I was thinking back about where we were at with Oliver at this time last year. I remember being all consumed with my worry. There was no definition of what was going on with Oliver. He was far less verbal. He spoke in mini-phrases and demands. He spaced out A LOT. He cried and screamed a lot. It was so scary. When I was watching him participate in his social skills session yesterday it struck me how much his personality has emerged. It’s as if his personality was hiding last year. For sure his school at View Ridge has helped, and his continuing love and support from his other school has helped, too, but I think also we have been able to identify some triggers. Taking him off of all of those asthma medicines helped, too. The Autism Speaks logo is a puzzle piece. It makes so much sense. It really is about finding the right pieces and seeing how they fit together. Can’t fit a circle into a square. This is a true statement, however when trying to figure autism out, I am thinking about how the circle might fit into the square because in Oliver’s mind, it seems to fit like a glove. The way my brain is wired, the two pieces clearly don’t fit, but for some reason, they fit for him. In this process of learning and understanding, I realize that it must be even more frustrating for him to understand our reasoning because he has worked this puzzle differently than we have. When I watch him and the way that his eyes move when he’s doing something, the wheels are churning very fast and innately differently than others.
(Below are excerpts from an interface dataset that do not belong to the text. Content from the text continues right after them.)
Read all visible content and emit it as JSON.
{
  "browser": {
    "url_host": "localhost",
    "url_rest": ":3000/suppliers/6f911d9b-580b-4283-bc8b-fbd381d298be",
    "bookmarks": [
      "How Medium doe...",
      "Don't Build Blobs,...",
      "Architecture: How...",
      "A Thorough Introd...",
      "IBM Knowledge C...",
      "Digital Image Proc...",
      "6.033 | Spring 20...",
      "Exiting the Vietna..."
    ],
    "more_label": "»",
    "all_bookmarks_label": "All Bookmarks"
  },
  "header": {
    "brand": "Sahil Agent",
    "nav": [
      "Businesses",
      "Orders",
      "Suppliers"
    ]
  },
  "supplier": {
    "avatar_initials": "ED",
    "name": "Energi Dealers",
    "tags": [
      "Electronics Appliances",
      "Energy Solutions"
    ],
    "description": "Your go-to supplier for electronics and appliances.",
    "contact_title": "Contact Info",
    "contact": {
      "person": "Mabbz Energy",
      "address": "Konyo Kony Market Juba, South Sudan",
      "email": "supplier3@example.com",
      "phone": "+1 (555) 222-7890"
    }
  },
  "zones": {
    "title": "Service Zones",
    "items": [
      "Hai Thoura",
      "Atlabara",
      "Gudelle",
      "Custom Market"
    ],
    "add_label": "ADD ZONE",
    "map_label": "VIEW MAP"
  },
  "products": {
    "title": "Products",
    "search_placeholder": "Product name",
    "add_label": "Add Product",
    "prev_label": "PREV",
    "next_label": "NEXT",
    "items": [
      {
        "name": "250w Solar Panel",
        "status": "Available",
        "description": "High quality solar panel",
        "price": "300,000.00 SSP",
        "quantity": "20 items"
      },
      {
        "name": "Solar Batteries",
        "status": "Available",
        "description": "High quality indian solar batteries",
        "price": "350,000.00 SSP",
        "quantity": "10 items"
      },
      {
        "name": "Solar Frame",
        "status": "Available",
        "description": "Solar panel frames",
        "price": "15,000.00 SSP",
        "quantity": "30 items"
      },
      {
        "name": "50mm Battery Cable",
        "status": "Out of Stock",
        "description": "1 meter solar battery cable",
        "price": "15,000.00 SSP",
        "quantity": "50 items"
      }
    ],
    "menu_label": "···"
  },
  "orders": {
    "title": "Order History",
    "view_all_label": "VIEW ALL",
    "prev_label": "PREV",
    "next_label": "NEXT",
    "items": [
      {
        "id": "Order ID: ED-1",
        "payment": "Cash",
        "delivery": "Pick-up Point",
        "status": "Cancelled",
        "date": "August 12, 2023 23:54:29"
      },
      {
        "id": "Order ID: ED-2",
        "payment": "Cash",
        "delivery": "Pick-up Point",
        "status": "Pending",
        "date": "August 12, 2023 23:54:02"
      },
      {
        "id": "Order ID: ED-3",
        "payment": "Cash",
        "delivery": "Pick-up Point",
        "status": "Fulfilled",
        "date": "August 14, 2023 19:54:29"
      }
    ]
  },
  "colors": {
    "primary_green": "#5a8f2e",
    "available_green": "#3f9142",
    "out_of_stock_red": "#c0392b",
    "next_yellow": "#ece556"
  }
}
I’m sure learning a great deal about the world through his eyes. He has beautiful, dark blue eyes. I love them.